Stuart began her career in the New York theater. She had small movie roles but was best known for her TV work, which included guest appearances on shows such as CHICAGO HOPE, NYPD BLUE and JUDGING AMY. She received a 1989 Emmy nomination for her role as a piano teacher in THE WONDER YEARS.
Her soap roles included Grace O'Keefe in THE EDGE OF NIGHT, Mrs. Korman in THE YOUNG MARRIEDS, Mrs. Hewitt on PEYTON PLACE and Mrs. Dawson in GENERAL HOSPITAL.
In 1993, she joined THE YOUNG AND THE RESTLESS as Margaret Anderson.
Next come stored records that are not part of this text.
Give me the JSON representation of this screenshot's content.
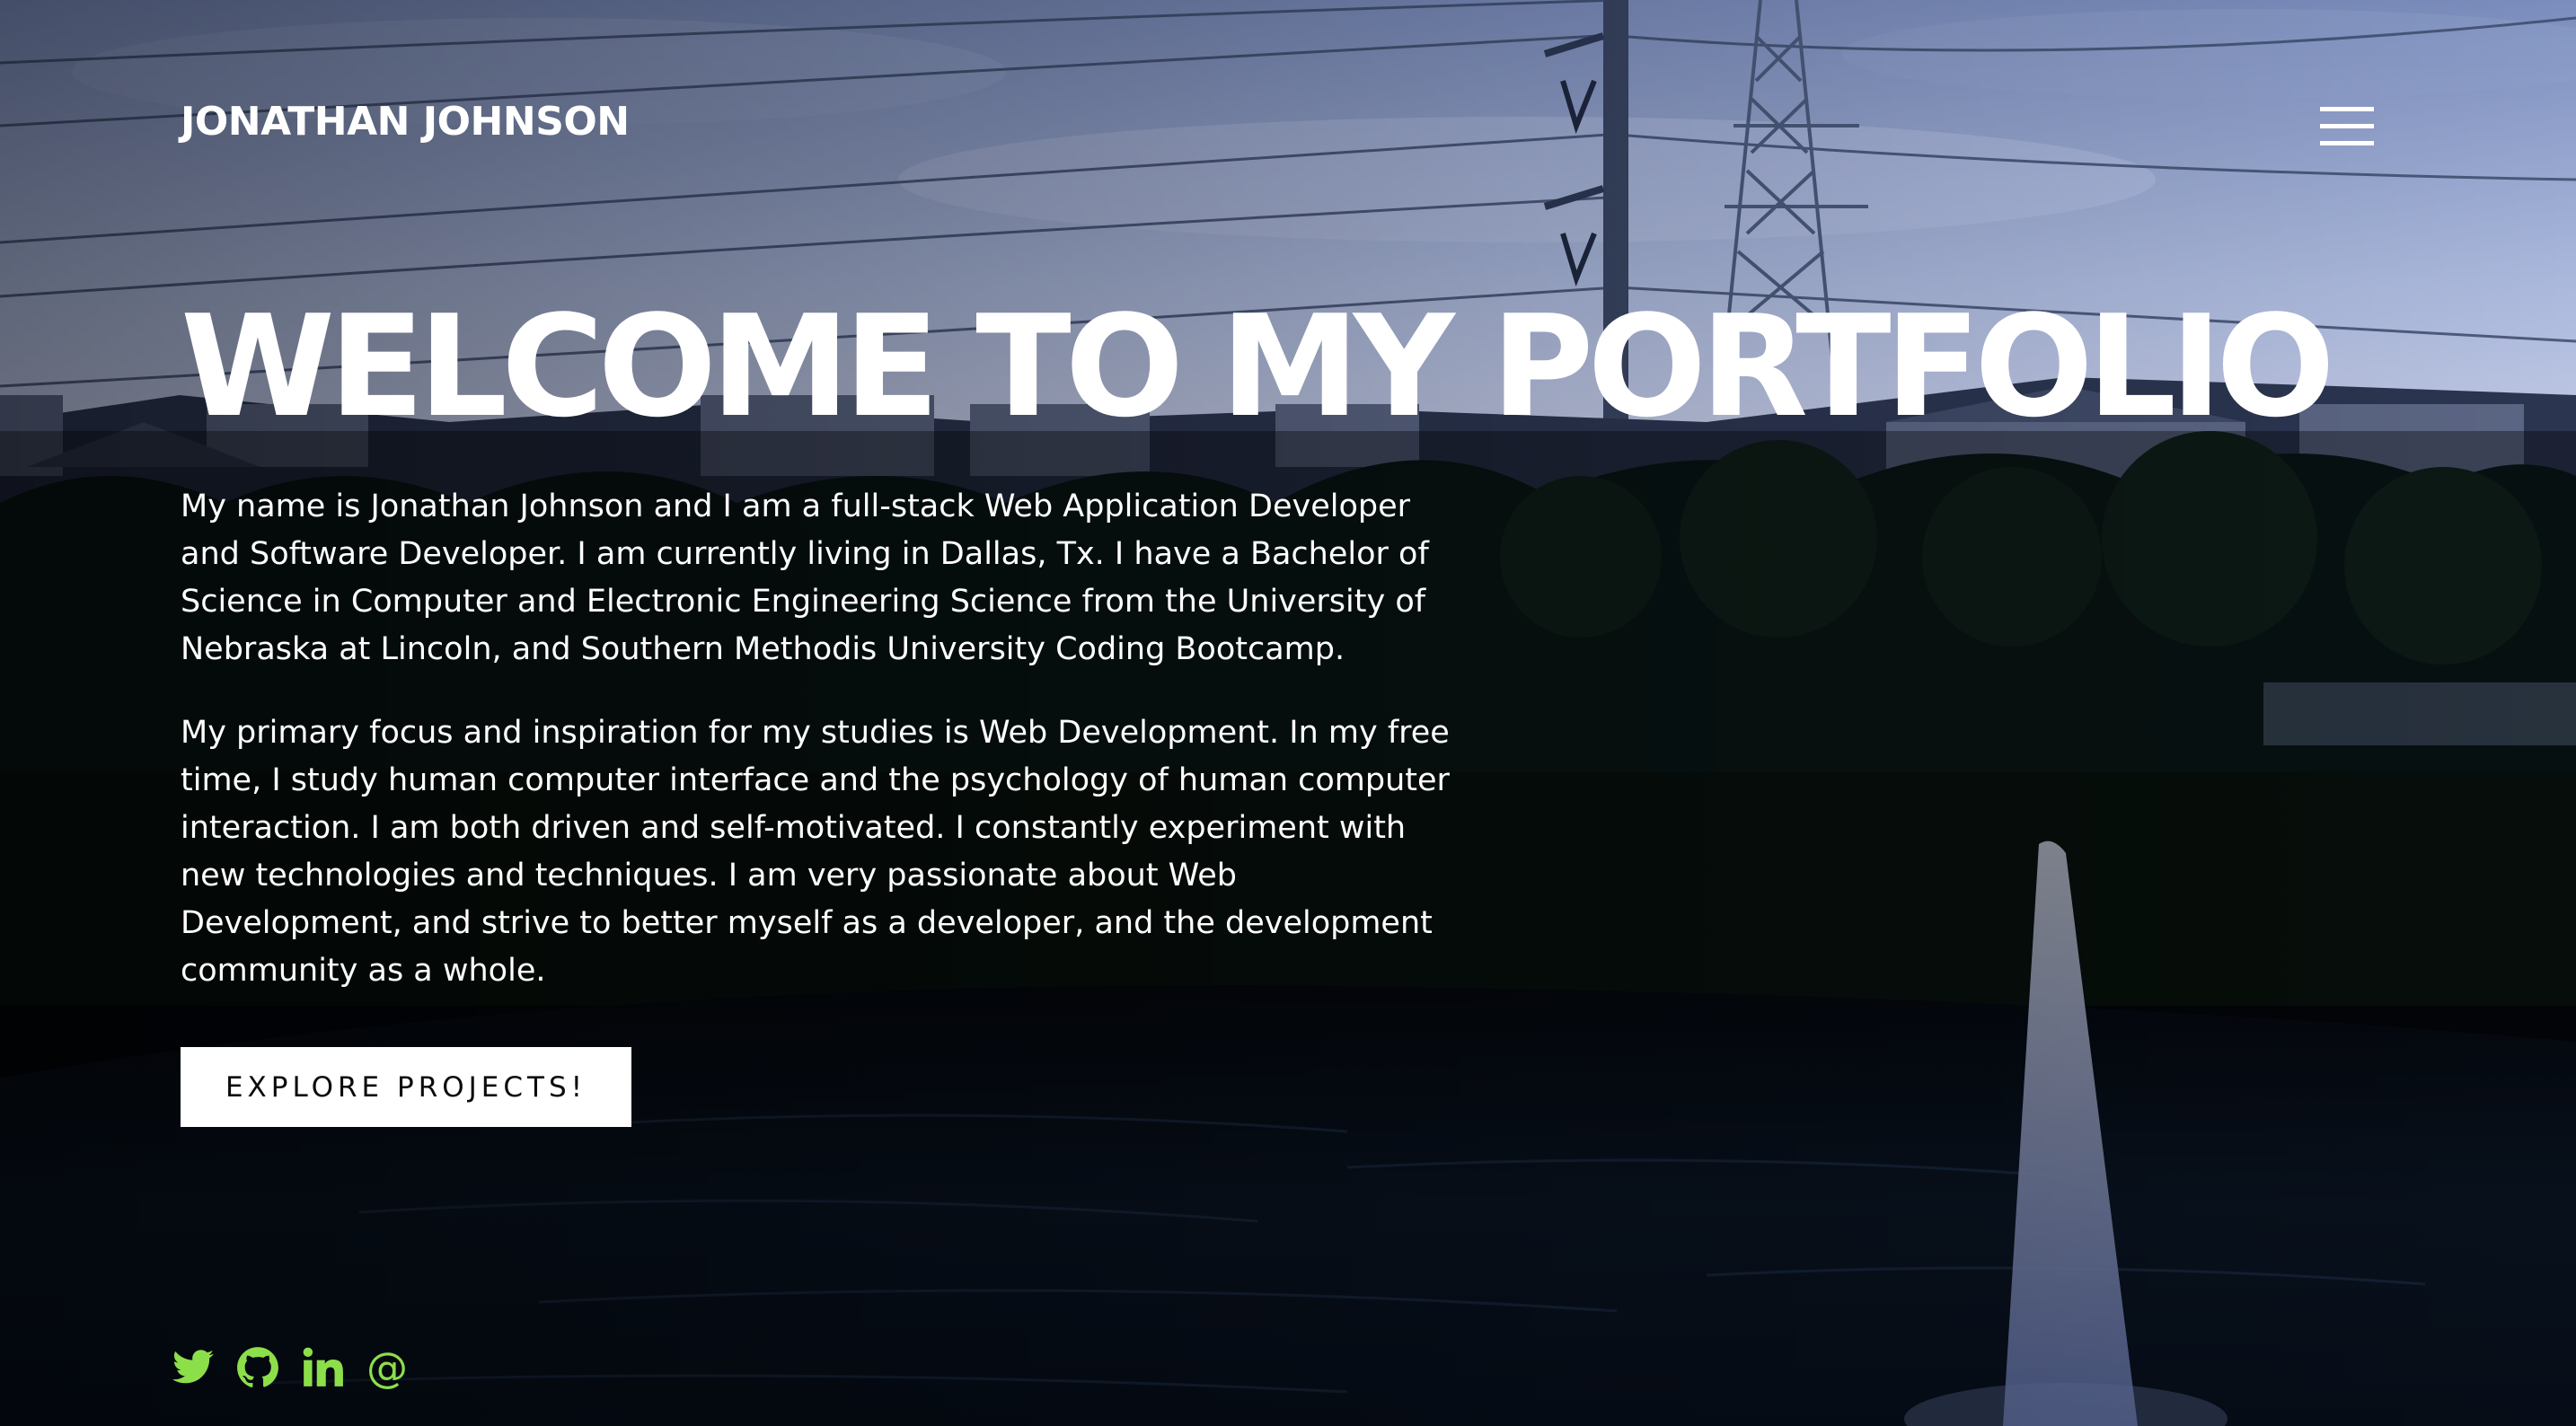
{
  "header": {
    "logo_text": "JONATHAN JOHNSON",
    "menu_icon": "hamburger-menu-icon"
  },
  "hero": {
    "headline": "WELCOME TO MY PORTFOLIO",
    "paragraphs": [
      "My name is Jonathan Johnson and I am a full-stack Web Application Developer and Software Developer. I am currently living in Dallas, Tx. I have a Bachelor of Science in Computer and Electronic Engineering Science from the University of Nebraska at Lincoln, and Southern Methodis University Coding Bootcamp.",
      "My primary focus and inspiration for my studies is Web Development. In my free time, I study human computer interface and the psychology of human computer interaction. I am both driven and self-motivated. I constantly experiment with new technologies and techniques. I am very passionate about Web Development, and strive to better myself as a developer, and the development community as a whole."
    ],
    "cta_label": "EXPLORE PROJECTS!"
  },
  "social": {
    "icons": [
      "twitter-icon",
      "github-icon",
      "linkedin-icon",
      "email-icon"
    ],
    "email_glyph": "@"
  },
  "colors": {
    "accent": "#8ddf4a",
    "text": "#ffffff",
    "button_bg": "#ffffff",
    "button_text": "#0b0b0b"
  }
}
William J. Bell, the show's co-creator, cast Stuart after seeing her play a 70-something intern on MURPHY BROWN.
"She epitomized what I wanted – someone who brought a feistiness, a vitality and energy with her, who's gregarious and fun-loving," Bell told The Times in 1993.
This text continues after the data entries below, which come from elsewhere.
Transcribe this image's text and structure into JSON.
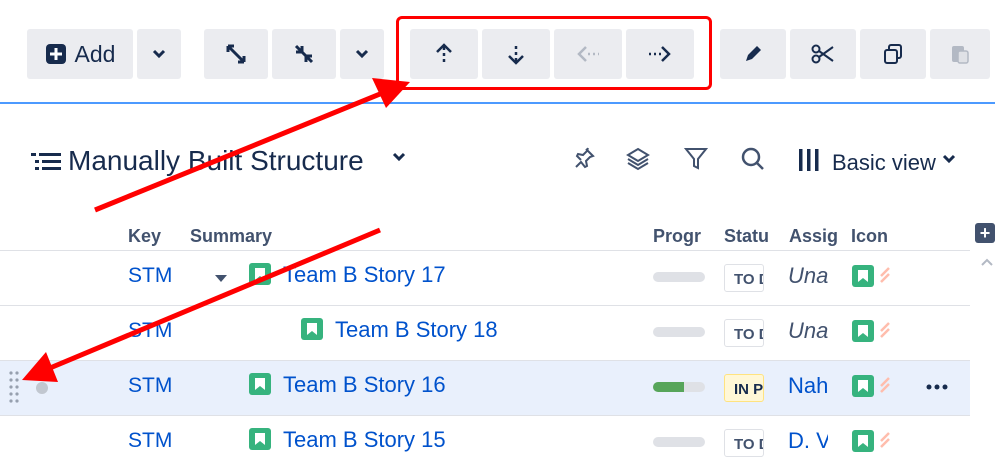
{
  "toolbar": {
    "add_label": "Add"
  },
  "structure": {
    "title": "Manually Built Structure",
    "view_label": "Basic view"
  },
  "columns": {
    "key": "Key",
    "summary": "Summary",
    "progress": "Progr",
    "status": "Statu",
    "assignee": "Assig",
    "icons": "Icon"
  },
  "rows": [
    {
      "key": "STM",
      "summary": "Team B Story 17",
      "progress": 0.0,
      "status": "TO DO",
      "assignee": "Unassigned"
    },
    {
      "key": "STM",
      "summary": "Team B Story 18",
      "progress": 0.0,
      "status": "TO DO",
      "assignee": "Unassigned"
    },
    {
      "key": "STM",
      "summary": "Team B Story 16",
      "progress": 0.6,
      "status": "IN PROGRESS",
      "assignee": "Nahla"
    },
    {
      "key": "STM",
      "summary": "Team B Story 15",
      "progress": 0.0,
      "status": "TO DO",
      "assignee": "D. V"
    }
  ],
  "colors": {
    "accent": "#0052cc",
    "story_green": "#36b37e",
    "highlight_red": "#ff0000",
    "selected_row": "#e9f0fc"
  },
  "icons": [
    "add-icon",
    "chevron-down-icon",
    "expand-icon",
    "collapse-icon",
    "move-up-icon",
    "move-down-icon",
    "outdent-icon",
    "indent-icon",
    "pencil-icon",
    "scissors-icon",
    "copy-icon",
    "paste-icon",
    "pin-icon",
    "layers-icon",
    "filter-icon",
    "search-icon",
    "columns-icon",
    "story-icon",
    "priority-icon",
    "more-icon",
    "drag-handle-icon"
  ]
}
Instead of focusing on the teens that summer, Bell told a story about an elderly couple.
When attorney Cricket Romalotti (Lauralee Bell) was asked by a senior citizen named Miles Dugan (Parley Baer) to help his 82-year-old friend Margaret Anderson (Stuart), who had been accused of shoplifting, she ended up taking on more than she bargained for. Margaret, as it turned out, lived in a substandard apartment building, and enlisted Cricket's aid to fight her absentee landlord. Along the way, Cricket--and viewers--learned more about such matters as the difficulty of living on a fixed income and love and sex among the elderly.
"A lot of the stuff they're saying is true. I act like I'm 12," Stuart said at the time. "When you're 20, you think, 'Oh, my god, if I ever get to be 30, I'll be so old.' But when you get to be this age, if you don't look in the mirror--or see yourself on TV--you don't know."